Cottage Country Reflections (Jennifer A. Jilks) – This was an intriguing book. Tomorrow Comes gave me some difficulty at first. It is a young adult (YA) novel. The horror and the angst of losing a child kept haunting me as a parent and an adult reader. Since the author, Donna Mebane, based the novel on the sudden loss of her own daughter Emma, I kept being of two minds. Firstly, she is giving intimate insight into the psyche of her grieving family. I felt, at first, like a voyeur. I read about half, then picked it up a few days later. The point of view of the grief experienced by family members, friends, and the community, shapes each chapter. Her insight into the grief experienced by each felt, at first, as if I was watching the media as they search the crowds for ‘the crier’, the close-ups as they zoom in to capture tears. That made a difference, as I anticipated this review. I changed my perspective from that of a parent, to that of a teen, searching for comfort. Facing death can lead a young person into maturity or abject despair.
I read it to the end, on a cold, rainy, yucky pseudowinter day. It warmed me, as I tried to change my mindset: what could I learn from this book? While any book, any journaling around grief, death and dying, helps the writer, this book could be comforting to young people. We know how much kids are affected by the death of someone their own age. Kids, at risk for depression, can engage in self-harm. This book helps those searching for answers.

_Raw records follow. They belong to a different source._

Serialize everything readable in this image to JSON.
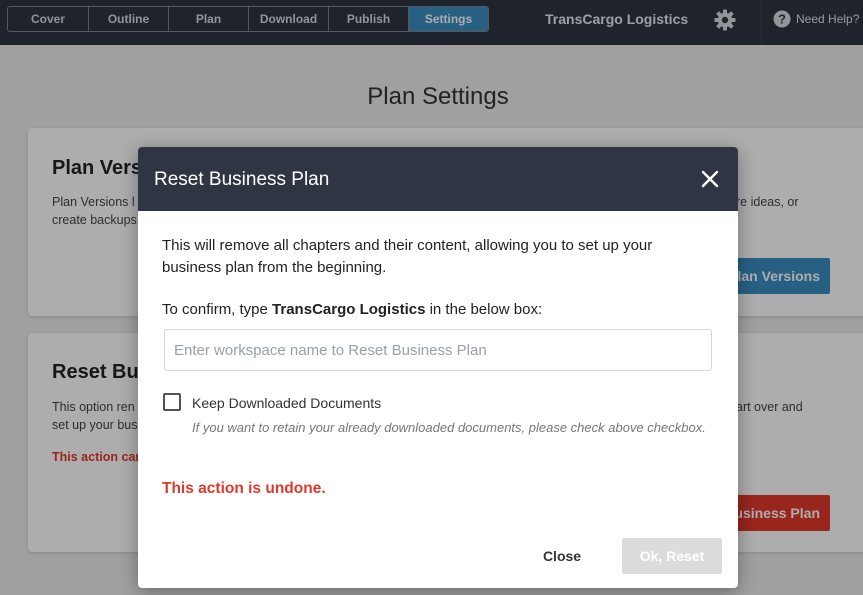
{
  "topbar": {
    "tabs": [
      {
        "label": "Cover"
      },
      {
        "label": "Outline"
      },
      {
        "label": "Plan"
      },
      {
        "label": "Download"
      },
      {
        "label": "Publish"
      },
      {
        "label": "Settings",
        "active": true
      }
    ],
    "brand": "TransCargo Logistics",
    "settings_icon": "gear-icon",
    "help_icon": "question-circle-icon",
    "help_label": "Need Help?"
  },
  "page": {
    "title": "Plan Settings",
    "cards": {
      "versions": {
        "title_visible": "Plan Vers",
        "desc_line1_visible": "Plan Versions l",
        "desc_line2_visible": "create backups",
        "desc_right_visible": "re ideas, or",
        "button_visible": "Plan Versions"
      },
      "reset": {
        "title_visible": "Reset Bus",
        "desc_line1_visible": "This option ren",
        "desc_line2_visible": "set up your bus",
        "desc_right_visible": "art over and",
        "warning_visible": "This action can",
        "button_visible": "usiness Plan"
      }
    }
  },
  "modal": {
    "title": "Reset Business Plan",
    "close_icon": "close-icon",
    "description": "This will remove all chapters and their content, allowing you to set up your business plan from the beginning.",
    "confirm_prefix": "To confirm, type ",
    "confirm_name": "TransCargo Logistics",
    "confirm_suffix": " in the below box:",
    "input_value": "",
    "input_placeholder": "Enter workspace name to Reset Business Plan",
    "checkbox_checked": false,
    "checkbox_label": "Keep Downloaded Documents",
    "checkbox_hint": "If you want to retain your already downloaded documents, please check above checkbox.",
    "warning": "This action is undone.",
    "close_label": "Close",
    "ok_label": "Ok, Reset"
  },
  "colors": {
    "header_bg": "#2f3542",
    "accent_blue": "#3a8ec2",
    "danger_red": "#e0392b",
    "disabled_gray": "#dcdcdc"
  }
}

Whenever a student in my classroom lost a grandparent, I would grab a picture book, often loaning it to the family. There are many that deal with death and dying. I would use these to promote discussion and open up the classroom community to sharing their needs, fears, hopes and beliefs. It doesn’t matter what we believe. It does help to share the grief. The activities need not be limited to elementary students.
The novel, written with the support of the author’s adult child, illuminated the grieving process for modern day teenagers who create Community through Facebook, technology, and other social media. I have found that when my late mother wants to communicate with us –she sends smells (pine needles or cleaning products) to my husband. This is ironic, since mom had lost her sense of smell from a childhood disease, and hubby (my 2nd husband), knew her for such a short time.

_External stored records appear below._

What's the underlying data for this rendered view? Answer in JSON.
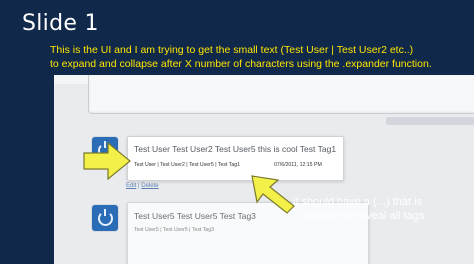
{
  "slide": {
    "title": "Slide 1",
    "subtitle_line1": "This is the UI and I am trying to get the small text (Test User | Test User2 etc..)",
    "subtitle_line2": "to expand and collapse after X number of characters using the .expander function."
  },
  "post1": {
    "title": "Test User Test User2 Test User5 this is cool Test Tag1",
    "tags": "Test User | Test User2 | Test User5 | Test Tag1",
    "date": "07/6/2011, 12:15 PM",
    "edit_label": "Edit",
    "separator": "|",
    "delete_label": "Delete"
  },
  "post2": {
    "title": "Test User5 Test User5 Test Tag3",
    "tags": "Test User5 | Test User5 | Test Tag3"
  },
  "annotation": {
    "line1": "it should have a (...) that is",
    "line2": "clickable to reveal all tags."
  },
  "colors": {
    "background": "#10284a",
    "subtitle": "#ffe600",
    "arrow": "#f4f04a"
  }
}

It doesn’t matter what your beliefs are, how can we prove one another wrong? This book would give the parent of a grieving child hope, and a point from which conversations could take place. It is important to open up our minds. It is important to move through grief, mourning and bereavement, towards a place where life goes on. The hardest task of a grieving parent with more than one child, is remembering to honour the child who still lives.

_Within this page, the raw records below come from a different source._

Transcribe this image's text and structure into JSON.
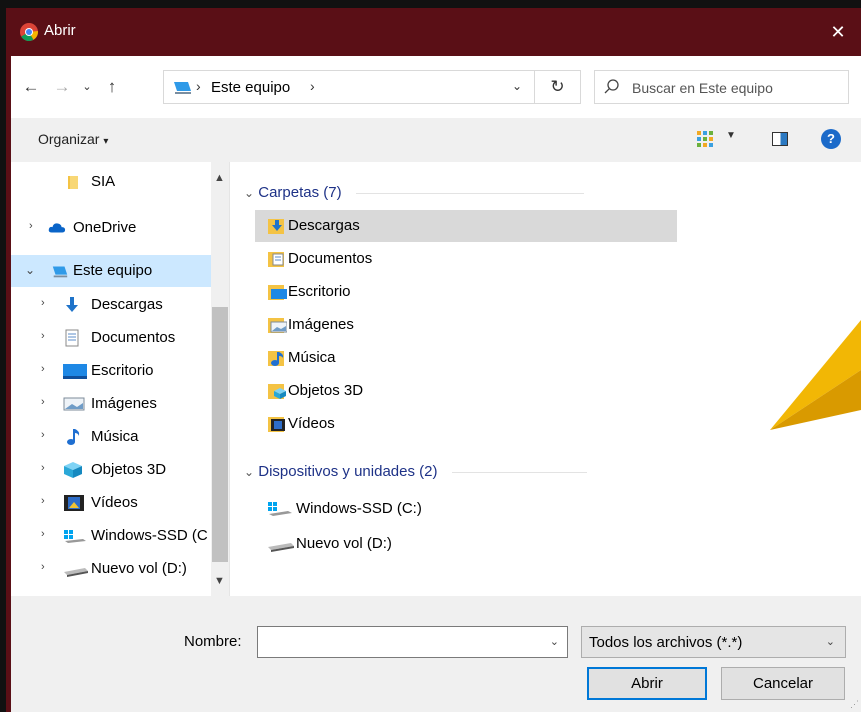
{
  "window": {
    "title": "Abrir"
  },
  "address": {
    "location": "Este equipo"
  },
  "search": {
    "placeholder": "Buscar en Este equipo"
  },
  "toolbar": {
    "organize_label": "Organizar"
  },
  "sidebar": {
    "items": [
      {
        "label": "SIA",
        "icon": "folder-icon"
      },
      {
        "label": "OneDrive",
        "icon": "cloud-icon"
      },
      {
        "label": "Este equipo",
        "icon": "computer-icon"
      },
      {
        "label": "Descargas",
        "icon": "download-icon"
      },
      {
        "label": "Documentos",
        "icon": "document-icon"
      },
      {
        "label": "Escritorio",
        "icon": "desktop-icon"
      },
      {
        "label": "Imágenes",
        "icon": "image-icon"
      },
      {
        "label": "Música",
        "icon": "music-icon"
      },
      {
        "label": "Objetos 3D",
        "icon": "cube-icon"
      },
      {
        "label": "Vídeos",
        "icon": "video-icon"
      },
      {
        "label": "Windows-SSD (C",
        "icon": "windows-drive-icon"
      },
      {
        "label": "Nuevo vol (D:)",
        "icon": "drive-icon"
      }
    ]
  },
  "content": {
    "groups": [
      {
        "header": "Carpetas (7)"
      },
      {
        "header": "Dispositivos y unidades (2)"
      }
    ],
    "folders": [
      {
        "label": "Descargas"
      },
      {
        "label": "Documentos"
      },
      {
        "label": "Escritorio"
      },
      {
        "label": "Imágenes"
      },
      {
        "label": "Música"
      },
      {
        "label": "Objetos 3D"
      },
      {
        "label": "Vídeos"
      }
    ],
    "drives": [
      {
        "label": "Windows-SSD (C:)"
      },
      {
        "label": "Nuevo vol (D:)"
      }
    ]
  },
  "footer": {
    "filename_label": "Nombre:",
    "filename_value": "",
    "filetype": "Todos los archivos (*.*)",
    "open_label": "Abrir",
    "cancel_label": "Cancelar"
  },
  "colors": {
    "titlebar": "#5a0f16",
    "selection": "#cce8ff",
    "hover": "#d9d9d9",
    "group_header": "#1e3287",
    "accent": "#0078d7"
  }
}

Please see Ms. Jilks’ original posting of this Tomorrow Comes review on her blog at Cottage Country Reflections.